What you have to do: From the data below, repeat everything exactly except the images.
[[ Data section, beginning ]]
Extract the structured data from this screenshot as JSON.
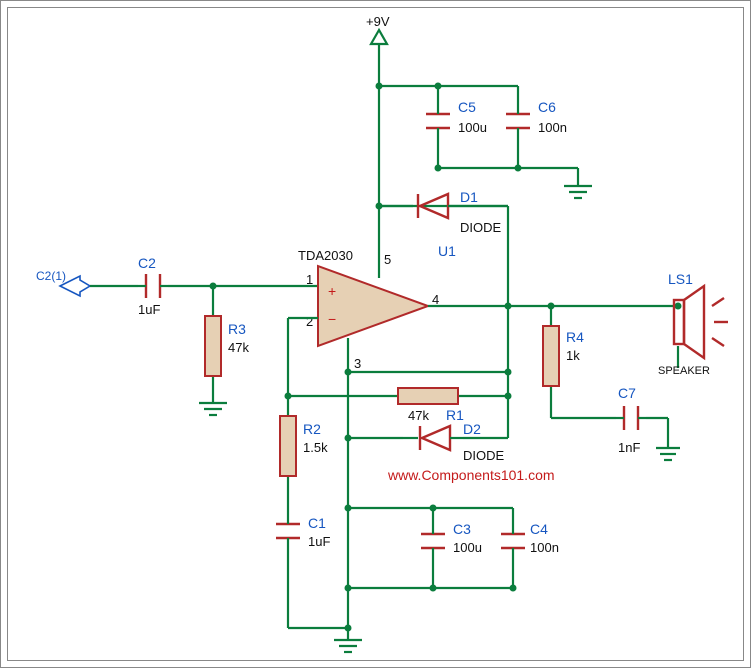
{
  "schematic": {
    "power": "+9V",
    "url": "www.Components101.com",
    "ic": {
      "name": "U1",
      "part": "TDA2030"
    },
    "input_port": {
      "name": "C2(1)"
    },
    "speaker": {
      "name": "LS1",
      "label": "SPEAKER"
    },
    "caps": {
      "C1": {
        "name": "C1",
        "value": "1uF"
      },
      "C2": {
        "name": "C2",
        "value": "1uF"
      },
      "C3": {
        "name": "C3",
        "value": "100u"
      },
      "C4": {
        "name": "C4",
        "value": "100n"
      },
      "C5": {
        "name": "C5",
        "value": "100u"
      },
      "C6": {
        "name": "C6",
        "value": "100n"
      },
      "C7": {
        "name": "C7",
        "value": "1nF"
      }
    },
    "res": {
      "R1": {
        "name": "R1",
        "value": "47k"
      },
      "R2": {
        "name": "R2",
        "value": "1.5k"
      },
      "R3": {
        "name": "R3",
        "value": "47k"
      },
      "R4": {
        "name": "R4",
        "value": "1k"
      }
    },
    "diodes": {
      "D1": {
        "name": "D1",
        "value": "DIODE"
      },
      "D2": {
        "name": "D2",
        "value": "DIODE"
      }
    },
    "pins": {
      "p1": "1",
      "p2": "2",
      "p3": "3",
      "p4": "4",
      "p5": "5"
    },
    "opamp": {
      "plus": "+",
      "minus": "−"
    }
  }
}
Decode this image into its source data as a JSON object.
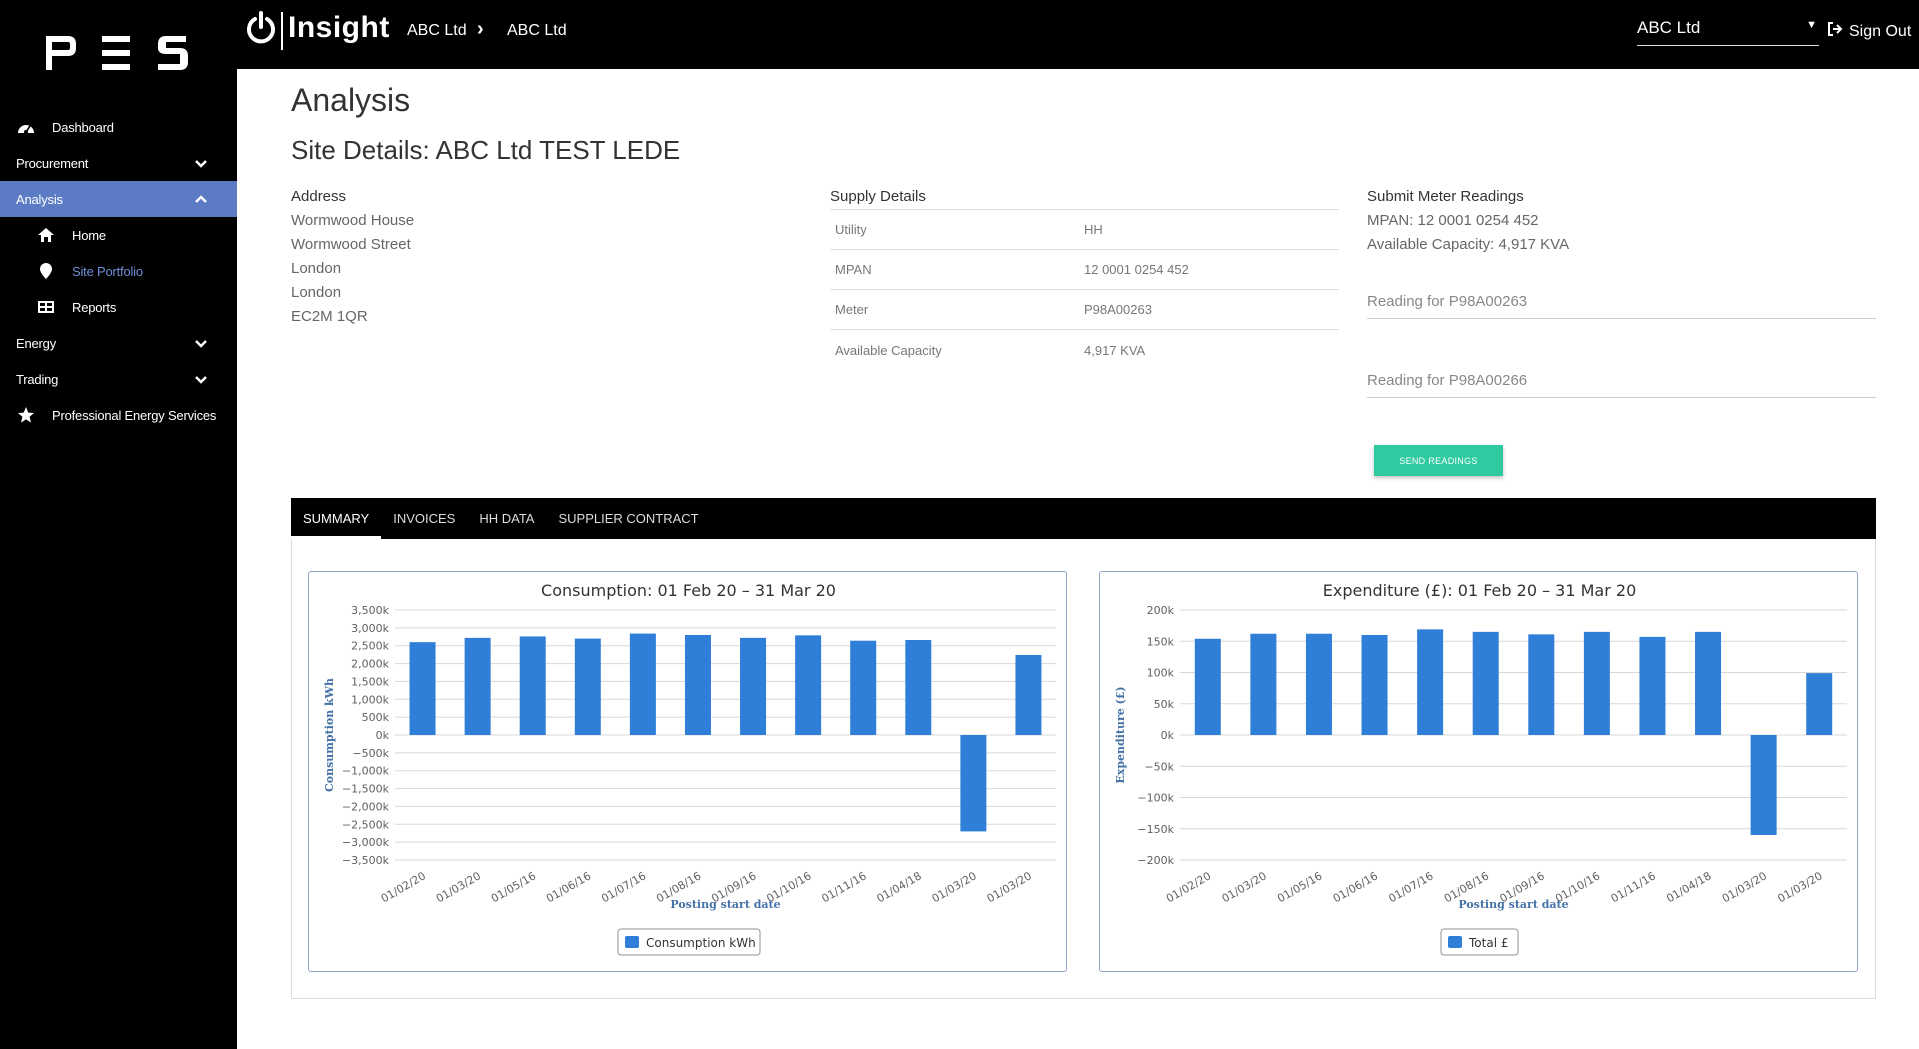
{
  "header": {
    "app_name": "Insight",
    "breadcrumb": [
      "ABC Ltd",
      "ABC Ltd"
    ],
    "company_select": "ABC Ltd",
    "sign_out": "Sign Out"
  },
  "sidebar": {
    "logo": "PES",
    "items": [
      {
        "label": "Dashboard",
        "icon": "dashboard-icon"
      },
      {
        "label": "Procurement",
        "icon": "chevron-down-icon"
      },
      {
        "label": "Analysis",
        "icon": "chevron-up-icon"
      },
      {
        "label": "Home",
        "icon": "home-icon"
      },
      {
        "label": "Site Portfolio",
        "icon": "map-pin-icon"
      },
      {
        "label": "Reports",
        "icon": "table-icon"
      },
      {
        "label": "Energy",
        "icon": "chevron-down-icon"
      },
      {
        "label": "Trading",
        "icon": "chevron-down-icon"
      },
      {
        "label": "Professional Energy Services",
        "icon": "star-icon"
      }
    ]
  },
  "page": {
    "title": "Analysis",
    "site_title": "Site Details: ABC Ltd TEST LEDE"
  },
  "address": {
    "title": "Address",
    "lines": [
      "Wormwood House",
      "Wormwood Street",
      "London",
      "London",
      "EC2M 1QR"
    ]
  },
  "supply": {
    "title": "Supply Details",
    "rows": [
      {
        "label": "Utility",
        "value": "HH"
      },
      {
        "label": "MPAN",
        "value": "12 0001 0254 452"
      },
      {
        "label": "Meter",
        "value": "P98A00263"
      },
      {
        "label": "Available Capacity",
        "value": "4,917 KVA"
      }
    ]
  },
  "meter": {
    "title": "Submit Meter Readings",
    "mpan": "MPAN: 12 0001 0254 452",
    "capacity": "Available Capacity: 4,917 KVA",
    "reading1_placeholder": "Reading for P98A00263",
    "reading2_placeholder": "Reading for P98A00266",
    "send_label": "SEND READINGS"
  },
  "tabs": [
    "SUMMARY",
    "INVOICES",
    "HH DATA",
    "SUPPLIER CONTRACT"
  ],
  "colors": {
    "accent": "#5b7bc4",
    "send_button": "#2fc9a2",
    "bar": "#2f7ed8",
    "axis_title": "#4572a7"
  },
  "chart_data": [
    {
      "type": "bar",
      "title": "Consumption: 01 Feb 20 – 31 Mar 20",
      "xlabel": "Posting start date",
      "ylabel": "Consumption kWh",
      "categories": [
        "01/02/20",
        "01/03/20",
        "01/05/16",
        "01/06/16",
        "01/07/16",
        "01/08/16",
        "01/09/16",
        "01/10/16",
        "01/11/16",
        "01/04/18",
        "01/03/20",
        "01/03/20"
      ],
      "series": [
        {
          "name": "Consumption kWh",
          "values": [
            2600,
            2720,
            2760,
            2700,
            2840,
            2800,
            2720,
            2790,
            2640,
            2660,
            -2700,
            2240
          ]
        }
      ],
      "ylim": [
        -3500,
        3500
      ],
      "yticks": [
        3500,
        3000,
        2500,
        2000,
        1500,
        1000,
        500,
        0,
        -500,
        -1000,
        -1500,
        -2000,
        -2500,
        -3000,
        -3500
      ],
      "ytick_labels": [
        "3,500k",
        "3,000k",
        "2,500k",
        "2,000k",
        "1,500k",
        "1,000k",
        "500k",
        "0k",
        "−500k",
        "−1,000k",
        "−1,500k",
        "−2,000k",
        "−2,500k",
        "−3,000k",
        "−3,500k"
      ],
      "legend_position": "bottom"
    },
    {
      "type": "bar",
      "title": "Expenditure (£): 01 Feb 20 – 31 Mar 20",
      "xlabel": "Posting start date",
      "ylabel": "Expenditure (£)",
      "categories": [
        "01/02/20",
        "01/03/20",
        "01/05/16",
        "01/06/16",
        "01/07/16",
        "01/08/16",
        "01/09/16",
        "01/10/16",
        "01/11/16",
        "01/04/18",
        "01/03/20",
        "01/03/20"
      ],
      "series": [
        {
          "name": "Total £",
          "values": [
            154,
            162,
            162,
            160,
            169,
            165,
            161,
            165,
            157,
            165,
            -160,
            99
          ]
        }
      ],
      "ylim": [
        -200,
        200
      ],
      "yticks": [
        200,
        150,
        100,
        50,
        0,
        -50,
        -100,
        -150,
        -200
      ],
      "ytick_labels": [
        "200k",
        "150k",
        "100k",
        "50k",
        "0k",
        "−50k",
        "−100k",
        "−150k",
        "−200k"
      ],
      "legend_position": "bottom"
    }
  ]
}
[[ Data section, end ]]
Solution:
Extract the structured data from this screenshot as JSON.
{
  "schematic": {
    "power": "+9V",
    "url": "www.Components101.com",
    "ic": {
      "name": "U1",
      "part": "TDA2030"
    },
    "input_port": {
      "name": "C2(1)"
    },
    "speaker": {
      "name": "LS1",
      "label": "SPEAKER"
    },
    "caps": {
      "C1": {
        "name": "C1",
        "value": "1uF"
      },
      "C2": {
        "name": "C2",
        "value": "1uF"
      },
      "C3": {
        "name": "C3",
        "value": "100u"
      },
      "C4": {
        "name": "C4",
        "value": "100n"
      },
      "C5": {
        "name": "C5",
        "value": "100u"
      },
      "C6": {
        "name": "C6",
        "value": "100n"
      },
      "C7": {
        "name": "C7",
        "value": "1nF"
      }
    },
    "res": {
      "R1": {
        "name": "R1",
        "value": "47k"
      },
      "R2": {
        "name": "R2",
        "value": "1.5k"
      },
      "R3": {
        "name": "R3",
        "value": "47k"
      },
      "R4": {
        "name": "R4",
        "value": "1k"
      }
    },
    "diodes": {
      "D1": {
        "name": "D1",
        "value": "DIODE"
      },
      "D2": {
        "name": "D2",
        "value": "DIODE"
      }
    },
    "pins": {
      "p1": "1",
      "p2": "2",
      "p3": "3",
      "p4": "4",
      "p5": "5"
    },
    "opamp": {
      "plus": "+",
      "minus": "−"
    }
  }
}
Decode this image into its source data as a JSON object.
{
  "header": {
    "app_name": "Insight",
    "breadcrumb": [
      "ABC Ltd",
      "ABC Ltd"
    ],
    "company_select": "ABC Ltd",
    "sign_out": "Sign Out"
  },
  "sidebar": {
    "logo": "PES",
    "items": [
      {
        "label": "Dashboard",
        "icon": "dashboard-icon"
      },
      {
        "label": "Procurement",
        "icon": "chevron-down-icon"
      },
      {
        "label": "Analysis",
        "icon": "chevron-up-icon"
      },
      {
        "label": "Home",
        "icon": "home-icon"
      },
      {
        "label": "Site Portfolio",
        "icon": "map-pin-icon"
      },
      {
        "label": "Reports",
        "icon": "table-icon"
      },
      {
        "label": "Energy",
        "icon": "chevron-down-icon"
      },
      {
        "label": "Trading",
        "icon": "chevron-down-icon"
      },
      {
        "label": "Professional Energy Services",
        "icon": "star-icon"
      }
    ]
  },
  "page": {
    "title": "Analysis",
    "site_title": "Site Details: ABC Ltd TEST LEDE"
  },
  "address": {
    "title": "Address",
    "lines": [
      "Wormwood House",
      "Wormwood Street",
      "London",
      "London",
      "EC2M 1QR"
    ]
  },
  "supply": {
    "title": "Supply Details",
    "rows": [
      {
        "label": "Utility",
        "value": "HH"
      },
      {
        "label": "MPAN",
        "value": "12 0001 0254 452"
      },
      {
        "label": "Meter",
        "value": "P98A00263"
      },
      {
        "label": "Available Capacity",
        "value": "4,917 KVA"
      }
    ]
  },
  "meter": {
    "title": "Submit Meter Readings",
    "mpan": "MPAN: 12 0001 0254 452",
    "capacity": "Available Capacity: 4,917 KVA",
    "reading1_placeholder": "Reading for P98A00263",
    "reading2_placeholder": "Reading for P98A00266",
    "send_label": "SEND READINGS"
  },
  "tabs": [
    "SUMMARY",
    "INVOICES",
    "HH DATA",
    "SUPPLIER CONTRACT"
  ],
  "colors": {
    "accent": "#5b7bc4",
    "send_button": "#2fc9a2",
    "bar": "#2f7ed8",
    "axis_title": "#4572a7"
  },
  "chart_data": [
    {
      "type": "bar",
      "title": "Consumption: 01 Feb 20 – 31 Mar 20",
      "xlabel": "Posting start date",
      "ylabel": "Consumption kWh",
      "categories": [
        "01/02/20",
        "01/03/20",
        "01/05/16",
        "01/06/16",
        "01/07/16",
        "01/08/16",
        "01/09/16",
        "01/10/16",
        "01/11/16",
        "01/04/18",
        "01/03/20",
        "01/03/20"
      ],
      "series": [
        {
          "name": "Consumption kWh",
          "values": [
            2600,
            2720,
            2760,
            2700,
            2840,
            2800,
            2720,
            2790,
            2640,
            2660,
            -2700,
            2240
          ]
        }
      ],
      "ylim": [
        -3500,
        3500
      ],
      "yticks": [
        3500,
        3000,
        2500,
        2000,
        1500,
        1000,
        500,
        0,
        -500,
        -1000,
        -1500,
        -2000,
        -2500,
        -3000,
        -3500
      ],
      "ytick_labels": [
        "3,500k",
        "3,000k",
        "2,500k",
        "2,000k",
        "1,500k",
        "1,000k",
        "500k",
        "0k",
        "−500k",
        "−1,000k",
        "−1,500k",
        "−2,000k",
        "−2,500k",
        "−3,000k",
        "−3,500k"
      ],
      "legend_position": "bottom"
    },
    {
      "type": "bar",
      "title": "Expenditure (£): 01 Feb 20 – 31 Mar 20",
      "xlabel": "Posting start date",
      "ylabel": "Expenditure (£)",
      "categories": [
        "01/02/20",
        "01/03/20",
        "01/05/16",
        "01/06/16",
        "01/07/16",
        "01/08/16",
        "01/09/16",
        "01/10/16",
        "01/11/16",
        "01/04/18",
        "01/03/20",
        "01/03/20"
      ],
      "series": [
        {
          "name": "Total £",
          "values": [
            154,
            162,
            162,
            160,
            169,
            165,
            161,
            165,
            157,
            165,
            -160,
            99
          ]
        }
      ],
      "ylim": [
        -200,
        200
      ],
      "yticks": [
        200,
        150,
        100,
        50,
        0,
        -50,
        -100,
        -150,
        -200
      ],
      "ytick_labels": [
        "200k",
        "150k",
        "100k",
        "50k",
        "0k",
        "−50k",
        "−100k",
        "−150k",
        "−200k"
      ],
      "legend_position": "bottom"
    }
  ]
}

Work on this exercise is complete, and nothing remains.